- [Working data]:

┄┄┄┄┄┄

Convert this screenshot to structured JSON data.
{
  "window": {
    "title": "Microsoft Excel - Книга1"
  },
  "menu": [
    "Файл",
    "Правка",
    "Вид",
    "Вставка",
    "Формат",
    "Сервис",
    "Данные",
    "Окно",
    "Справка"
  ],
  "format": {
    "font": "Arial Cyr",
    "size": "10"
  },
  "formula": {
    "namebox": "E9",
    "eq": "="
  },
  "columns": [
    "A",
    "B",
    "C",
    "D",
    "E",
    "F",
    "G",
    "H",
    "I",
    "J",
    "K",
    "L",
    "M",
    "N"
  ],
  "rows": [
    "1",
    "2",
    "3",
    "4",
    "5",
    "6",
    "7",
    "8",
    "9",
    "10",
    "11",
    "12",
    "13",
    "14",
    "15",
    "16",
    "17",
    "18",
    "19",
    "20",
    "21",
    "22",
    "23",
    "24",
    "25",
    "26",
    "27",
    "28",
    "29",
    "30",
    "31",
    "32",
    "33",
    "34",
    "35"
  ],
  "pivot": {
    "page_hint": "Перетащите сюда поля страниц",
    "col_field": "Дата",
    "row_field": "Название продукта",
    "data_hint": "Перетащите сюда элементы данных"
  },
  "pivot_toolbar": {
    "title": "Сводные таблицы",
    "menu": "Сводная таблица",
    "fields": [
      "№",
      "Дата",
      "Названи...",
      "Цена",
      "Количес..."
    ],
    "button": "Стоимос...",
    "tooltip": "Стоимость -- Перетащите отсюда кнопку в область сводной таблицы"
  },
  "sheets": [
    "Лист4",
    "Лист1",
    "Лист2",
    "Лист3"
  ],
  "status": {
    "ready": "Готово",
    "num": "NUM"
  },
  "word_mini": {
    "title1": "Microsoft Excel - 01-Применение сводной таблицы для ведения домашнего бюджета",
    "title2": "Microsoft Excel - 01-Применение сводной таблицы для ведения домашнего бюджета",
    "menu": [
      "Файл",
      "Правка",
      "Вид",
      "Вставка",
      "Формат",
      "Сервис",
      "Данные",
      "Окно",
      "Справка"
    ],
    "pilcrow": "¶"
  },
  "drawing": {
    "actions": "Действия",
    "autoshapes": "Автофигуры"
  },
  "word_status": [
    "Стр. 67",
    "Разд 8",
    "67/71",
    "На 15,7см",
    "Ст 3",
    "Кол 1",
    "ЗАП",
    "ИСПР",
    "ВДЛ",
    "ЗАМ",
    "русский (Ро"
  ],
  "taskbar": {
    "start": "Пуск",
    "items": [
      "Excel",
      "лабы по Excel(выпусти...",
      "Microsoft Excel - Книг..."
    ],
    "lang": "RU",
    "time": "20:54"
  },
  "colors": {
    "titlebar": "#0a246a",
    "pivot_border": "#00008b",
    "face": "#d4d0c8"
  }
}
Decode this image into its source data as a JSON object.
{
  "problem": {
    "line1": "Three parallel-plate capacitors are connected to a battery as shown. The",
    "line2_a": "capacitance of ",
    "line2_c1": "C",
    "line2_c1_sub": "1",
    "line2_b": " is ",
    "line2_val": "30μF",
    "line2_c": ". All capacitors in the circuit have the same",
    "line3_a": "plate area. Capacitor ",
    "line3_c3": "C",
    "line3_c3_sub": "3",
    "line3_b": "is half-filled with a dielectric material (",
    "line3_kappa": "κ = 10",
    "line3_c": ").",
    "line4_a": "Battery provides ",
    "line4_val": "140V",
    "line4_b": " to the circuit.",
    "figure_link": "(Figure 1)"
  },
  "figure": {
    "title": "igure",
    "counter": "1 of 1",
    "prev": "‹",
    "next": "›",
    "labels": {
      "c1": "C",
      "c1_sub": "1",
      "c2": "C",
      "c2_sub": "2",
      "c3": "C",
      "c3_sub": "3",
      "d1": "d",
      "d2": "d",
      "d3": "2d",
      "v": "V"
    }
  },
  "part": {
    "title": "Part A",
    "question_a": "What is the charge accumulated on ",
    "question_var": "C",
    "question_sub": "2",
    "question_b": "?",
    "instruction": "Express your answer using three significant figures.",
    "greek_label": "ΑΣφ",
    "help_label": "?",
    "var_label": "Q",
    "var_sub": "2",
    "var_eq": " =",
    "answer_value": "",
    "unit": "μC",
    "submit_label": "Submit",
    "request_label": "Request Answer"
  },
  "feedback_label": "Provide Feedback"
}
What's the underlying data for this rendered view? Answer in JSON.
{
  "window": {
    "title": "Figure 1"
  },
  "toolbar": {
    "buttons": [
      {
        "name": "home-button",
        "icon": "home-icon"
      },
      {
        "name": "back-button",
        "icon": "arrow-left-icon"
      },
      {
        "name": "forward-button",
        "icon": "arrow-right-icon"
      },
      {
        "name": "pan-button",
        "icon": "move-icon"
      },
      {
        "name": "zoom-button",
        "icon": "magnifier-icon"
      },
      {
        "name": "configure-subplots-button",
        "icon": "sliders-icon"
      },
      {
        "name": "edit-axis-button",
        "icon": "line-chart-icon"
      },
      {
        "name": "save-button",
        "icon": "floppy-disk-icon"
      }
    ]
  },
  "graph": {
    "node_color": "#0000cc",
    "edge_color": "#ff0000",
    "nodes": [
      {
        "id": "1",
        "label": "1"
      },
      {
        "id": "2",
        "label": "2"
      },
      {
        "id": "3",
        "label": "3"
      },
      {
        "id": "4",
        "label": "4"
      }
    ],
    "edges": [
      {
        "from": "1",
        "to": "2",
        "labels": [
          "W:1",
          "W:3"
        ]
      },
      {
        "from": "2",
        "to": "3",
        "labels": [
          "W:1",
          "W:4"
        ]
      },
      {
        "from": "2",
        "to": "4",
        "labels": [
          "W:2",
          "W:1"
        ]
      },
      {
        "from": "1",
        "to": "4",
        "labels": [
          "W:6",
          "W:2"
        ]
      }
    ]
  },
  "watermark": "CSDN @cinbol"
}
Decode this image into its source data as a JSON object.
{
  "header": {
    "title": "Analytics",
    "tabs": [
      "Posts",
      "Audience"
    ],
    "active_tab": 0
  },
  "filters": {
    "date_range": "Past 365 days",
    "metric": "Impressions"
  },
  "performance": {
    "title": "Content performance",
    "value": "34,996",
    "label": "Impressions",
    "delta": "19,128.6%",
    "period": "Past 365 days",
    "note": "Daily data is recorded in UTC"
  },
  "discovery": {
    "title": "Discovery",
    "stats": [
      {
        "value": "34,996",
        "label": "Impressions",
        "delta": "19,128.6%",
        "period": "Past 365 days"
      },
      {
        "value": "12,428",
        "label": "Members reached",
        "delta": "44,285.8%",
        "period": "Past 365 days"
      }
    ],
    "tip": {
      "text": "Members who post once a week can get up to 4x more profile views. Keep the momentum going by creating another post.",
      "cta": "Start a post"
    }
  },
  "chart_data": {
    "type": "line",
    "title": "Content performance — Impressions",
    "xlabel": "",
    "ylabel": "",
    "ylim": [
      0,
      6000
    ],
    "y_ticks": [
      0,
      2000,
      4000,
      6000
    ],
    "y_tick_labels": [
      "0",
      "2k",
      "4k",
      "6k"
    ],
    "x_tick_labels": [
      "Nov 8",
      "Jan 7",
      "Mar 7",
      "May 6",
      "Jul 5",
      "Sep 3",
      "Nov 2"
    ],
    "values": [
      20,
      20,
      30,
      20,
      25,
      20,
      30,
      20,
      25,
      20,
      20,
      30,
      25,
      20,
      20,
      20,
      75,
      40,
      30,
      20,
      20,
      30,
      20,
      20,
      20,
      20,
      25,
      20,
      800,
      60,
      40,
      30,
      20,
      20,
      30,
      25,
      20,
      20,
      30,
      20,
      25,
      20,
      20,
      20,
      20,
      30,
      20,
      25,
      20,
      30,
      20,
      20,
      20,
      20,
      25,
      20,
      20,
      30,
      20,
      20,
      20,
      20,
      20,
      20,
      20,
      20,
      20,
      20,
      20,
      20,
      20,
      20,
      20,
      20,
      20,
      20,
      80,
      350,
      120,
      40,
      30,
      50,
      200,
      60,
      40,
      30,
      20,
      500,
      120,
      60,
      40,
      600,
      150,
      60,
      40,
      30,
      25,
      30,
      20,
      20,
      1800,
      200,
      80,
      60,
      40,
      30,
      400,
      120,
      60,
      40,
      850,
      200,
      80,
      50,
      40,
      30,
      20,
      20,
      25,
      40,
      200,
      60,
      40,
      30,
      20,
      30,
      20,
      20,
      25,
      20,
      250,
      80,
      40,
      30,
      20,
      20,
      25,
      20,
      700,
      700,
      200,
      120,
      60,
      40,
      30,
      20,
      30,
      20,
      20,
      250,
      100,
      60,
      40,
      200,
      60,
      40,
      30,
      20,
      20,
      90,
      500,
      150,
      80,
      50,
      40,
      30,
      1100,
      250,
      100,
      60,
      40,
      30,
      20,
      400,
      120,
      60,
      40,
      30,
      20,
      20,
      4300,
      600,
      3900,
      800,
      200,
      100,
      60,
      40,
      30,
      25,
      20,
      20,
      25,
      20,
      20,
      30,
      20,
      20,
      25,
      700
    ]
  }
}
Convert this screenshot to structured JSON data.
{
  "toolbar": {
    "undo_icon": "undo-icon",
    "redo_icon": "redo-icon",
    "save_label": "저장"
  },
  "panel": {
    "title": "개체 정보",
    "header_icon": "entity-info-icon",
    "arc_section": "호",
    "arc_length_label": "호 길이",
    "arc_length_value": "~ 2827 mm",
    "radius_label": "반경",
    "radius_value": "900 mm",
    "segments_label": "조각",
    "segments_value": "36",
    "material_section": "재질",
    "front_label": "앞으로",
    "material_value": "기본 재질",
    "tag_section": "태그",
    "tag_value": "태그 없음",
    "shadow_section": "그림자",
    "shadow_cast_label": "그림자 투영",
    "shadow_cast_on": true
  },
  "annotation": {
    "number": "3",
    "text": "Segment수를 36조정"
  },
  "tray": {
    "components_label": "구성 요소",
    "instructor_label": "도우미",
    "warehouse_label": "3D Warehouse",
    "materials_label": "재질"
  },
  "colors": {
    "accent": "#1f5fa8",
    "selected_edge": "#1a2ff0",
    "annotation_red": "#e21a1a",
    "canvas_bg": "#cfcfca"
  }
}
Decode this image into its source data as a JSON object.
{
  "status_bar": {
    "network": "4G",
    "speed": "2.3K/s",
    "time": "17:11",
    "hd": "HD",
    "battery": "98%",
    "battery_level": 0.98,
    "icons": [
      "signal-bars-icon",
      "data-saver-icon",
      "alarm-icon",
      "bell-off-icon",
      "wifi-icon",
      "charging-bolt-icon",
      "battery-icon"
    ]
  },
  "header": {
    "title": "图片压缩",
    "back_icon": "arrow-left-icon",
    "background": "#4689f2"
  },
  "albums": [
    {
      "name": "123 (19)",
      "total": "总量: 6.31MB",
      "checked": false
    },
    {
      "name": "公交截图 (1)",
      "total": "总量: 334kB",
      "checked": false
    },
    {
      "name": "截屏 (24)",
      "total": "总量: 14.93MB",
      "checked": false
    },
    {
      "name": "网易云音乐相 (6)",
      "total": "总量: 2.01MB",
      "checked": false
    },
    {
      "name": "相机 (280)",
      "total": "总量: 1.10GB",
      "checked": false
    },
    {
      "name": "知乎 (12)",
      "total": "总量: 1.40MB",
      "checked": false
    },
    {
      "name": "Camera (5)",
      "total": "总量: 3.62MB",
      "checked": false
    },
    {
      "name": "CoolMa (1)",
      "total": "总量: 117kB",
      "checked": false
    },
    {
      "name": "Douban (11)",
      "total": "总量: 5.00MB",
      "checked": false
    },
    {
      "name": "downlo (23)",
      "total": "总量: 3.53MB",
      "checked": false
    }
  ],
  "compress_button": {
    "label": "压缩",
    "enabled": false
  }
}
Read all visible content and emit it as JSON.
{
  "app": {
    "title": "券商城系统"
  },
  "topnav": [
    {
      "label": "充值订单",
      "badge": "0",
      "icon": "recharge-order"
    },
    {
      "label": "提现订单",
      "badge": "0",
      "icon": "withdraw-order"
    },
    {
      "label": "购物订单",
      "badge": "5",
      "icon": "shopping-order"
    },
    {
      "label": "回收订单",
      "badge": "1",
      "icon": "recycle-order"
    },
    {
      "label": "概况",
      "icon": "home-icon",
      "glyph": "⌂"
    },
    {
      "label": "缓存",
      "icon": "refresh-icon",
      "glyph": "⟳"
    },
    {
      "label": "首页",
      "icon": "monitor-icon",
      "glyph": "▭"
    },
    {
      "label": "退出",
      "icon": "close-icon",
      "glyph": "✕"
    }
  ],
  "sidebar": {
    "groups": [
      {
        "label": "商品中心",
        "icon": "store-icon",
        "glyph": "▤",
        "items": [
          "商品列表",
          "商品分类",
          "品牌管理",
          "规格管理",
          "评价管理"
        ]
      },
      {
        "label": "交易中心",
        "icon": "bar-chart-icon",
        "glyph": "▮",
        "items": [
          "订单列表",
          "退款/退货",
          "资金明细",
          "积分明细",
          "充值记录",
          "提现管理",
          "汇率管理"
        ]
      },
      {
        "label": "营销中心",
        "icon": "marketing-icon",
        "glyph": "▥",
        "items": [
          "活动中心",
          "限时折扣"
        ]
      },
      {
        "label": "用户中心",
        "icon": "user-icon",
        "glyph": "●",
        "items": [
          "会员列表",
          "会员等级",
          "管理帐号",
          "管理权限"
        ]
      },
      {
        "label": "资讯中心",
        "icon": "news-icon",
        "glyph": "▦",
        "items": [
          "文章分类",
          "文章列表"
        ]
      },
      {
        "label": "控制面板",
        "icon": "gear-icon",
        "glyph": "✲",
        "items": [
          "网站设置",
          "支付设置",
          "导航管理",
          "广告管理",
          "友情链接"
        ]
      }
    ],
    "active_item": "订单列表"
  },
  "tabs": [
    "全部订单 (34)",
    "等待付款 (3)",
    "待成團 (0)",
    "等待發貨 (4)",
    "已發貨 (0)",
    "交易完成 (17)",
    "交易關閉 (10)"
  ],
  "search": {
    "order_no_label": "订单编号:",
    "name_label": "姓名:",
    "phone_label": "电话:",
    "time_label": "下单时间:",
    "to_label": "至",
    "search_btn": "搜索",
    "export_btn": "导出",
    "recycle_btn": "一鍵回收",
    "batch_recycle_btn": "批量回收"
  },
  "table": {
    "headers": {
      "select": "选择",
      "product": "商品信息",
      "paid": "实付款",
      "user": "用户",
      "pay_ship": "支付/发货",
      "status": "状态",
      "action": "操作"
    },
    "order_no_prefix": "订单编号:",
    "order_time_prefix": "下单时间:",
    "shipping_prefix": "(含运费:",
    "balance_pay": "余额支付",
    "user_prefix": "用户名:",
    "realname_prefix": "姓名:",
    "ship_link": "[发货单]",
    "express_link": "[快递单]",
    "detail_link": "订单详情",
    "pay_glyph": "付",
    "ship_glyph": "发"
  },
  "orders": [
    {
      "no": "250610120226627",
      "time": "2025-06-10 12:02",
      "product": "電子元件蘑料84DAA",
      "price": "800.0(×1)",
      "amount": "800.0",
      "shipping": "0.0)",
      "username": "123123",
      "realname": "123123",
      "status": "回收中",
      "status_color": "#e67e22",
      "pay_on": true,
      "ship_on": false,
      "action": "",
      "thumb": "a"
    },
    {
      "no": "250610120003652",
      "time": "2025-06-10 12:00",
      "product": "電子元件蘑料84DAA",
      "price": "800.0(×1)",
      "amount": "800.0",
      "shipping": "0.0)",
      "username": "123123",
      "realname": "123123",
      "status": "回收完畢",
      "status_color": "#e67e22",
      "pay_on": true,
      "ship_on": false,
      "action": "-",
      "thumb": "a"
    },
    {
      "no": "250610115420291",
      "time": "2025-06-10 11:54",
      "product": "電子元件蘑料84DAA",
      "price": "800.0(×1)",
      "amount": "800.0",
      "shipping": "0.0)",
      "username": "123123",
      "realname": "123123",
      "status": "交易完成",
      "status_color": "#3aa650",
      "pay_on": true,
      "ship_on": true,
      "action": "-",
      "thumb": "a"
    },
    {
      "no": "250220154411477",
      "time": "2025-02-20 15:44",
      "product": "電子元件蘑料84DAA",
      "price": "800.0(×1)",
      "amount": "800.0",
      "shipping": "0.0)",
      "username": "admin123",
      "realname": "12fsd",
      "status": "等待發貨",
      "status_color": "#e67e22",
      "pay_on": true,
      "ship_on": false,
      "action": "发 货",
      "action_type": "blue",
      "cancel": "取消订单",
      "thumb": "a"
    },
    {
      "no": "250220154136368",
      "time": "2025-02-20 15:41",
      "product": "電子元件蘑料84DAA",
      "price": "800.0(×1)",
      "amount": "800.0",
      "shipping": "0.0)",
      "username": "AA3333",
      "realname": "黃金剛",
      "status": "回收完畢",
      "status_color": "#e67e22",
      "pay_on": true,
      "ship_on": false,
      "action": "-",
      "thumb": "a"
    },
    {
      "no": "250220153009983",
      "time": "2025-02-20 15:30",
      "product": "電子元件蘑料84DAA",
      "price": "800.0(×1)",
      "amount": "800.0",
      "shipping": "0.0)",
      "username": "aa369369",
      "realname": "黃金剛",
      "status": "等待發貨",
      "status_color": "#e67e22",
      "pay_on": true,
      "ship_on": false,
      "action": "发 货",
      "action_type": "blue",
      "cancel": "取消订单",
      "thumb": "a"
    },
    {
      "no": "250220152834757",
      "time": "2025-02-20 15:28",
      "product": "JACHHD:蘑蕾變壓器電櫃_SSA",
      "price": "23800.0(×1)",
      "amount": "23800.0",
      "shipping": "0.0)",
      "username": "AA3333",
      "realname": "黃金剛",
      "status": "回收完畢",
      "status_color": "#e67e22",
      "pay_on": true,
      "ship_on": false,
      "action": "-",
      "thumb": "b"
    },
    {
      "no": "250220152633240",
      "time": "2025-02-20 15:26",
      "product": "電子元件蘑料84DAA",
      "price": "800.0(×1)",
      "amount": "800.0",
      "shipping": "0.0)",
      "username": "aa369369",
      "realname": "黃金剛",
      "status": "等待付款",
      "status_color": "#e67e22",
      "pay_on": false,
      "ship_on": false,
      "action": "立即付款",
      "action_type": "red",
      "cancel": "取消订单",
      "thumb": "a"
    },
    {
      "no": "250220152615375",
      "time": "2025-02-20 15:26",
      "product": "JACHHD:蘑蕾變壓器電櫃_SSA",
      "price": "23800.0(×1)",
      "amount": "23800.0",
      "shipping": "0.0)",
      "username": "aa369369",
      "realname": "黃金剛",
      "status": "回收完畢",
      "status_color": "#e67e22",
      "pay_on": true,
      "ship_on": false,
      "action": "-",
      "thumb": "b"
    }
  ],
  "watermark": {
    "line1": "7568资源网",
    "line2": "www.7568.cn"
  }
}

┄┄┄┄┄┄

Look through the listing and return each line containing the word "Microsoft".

- [Task answer]:
    "title": "Microsoft Excel - Книга1"
    "title1": "Microsoft Excel - 01-Применение сводной таблицы для ведения домашнего бюджета",
    "title2": "Microsoft Excel - 01-Применение сводной таблицы для ведения домашнего бюджета",
      "Microsoft Excel - Книг..."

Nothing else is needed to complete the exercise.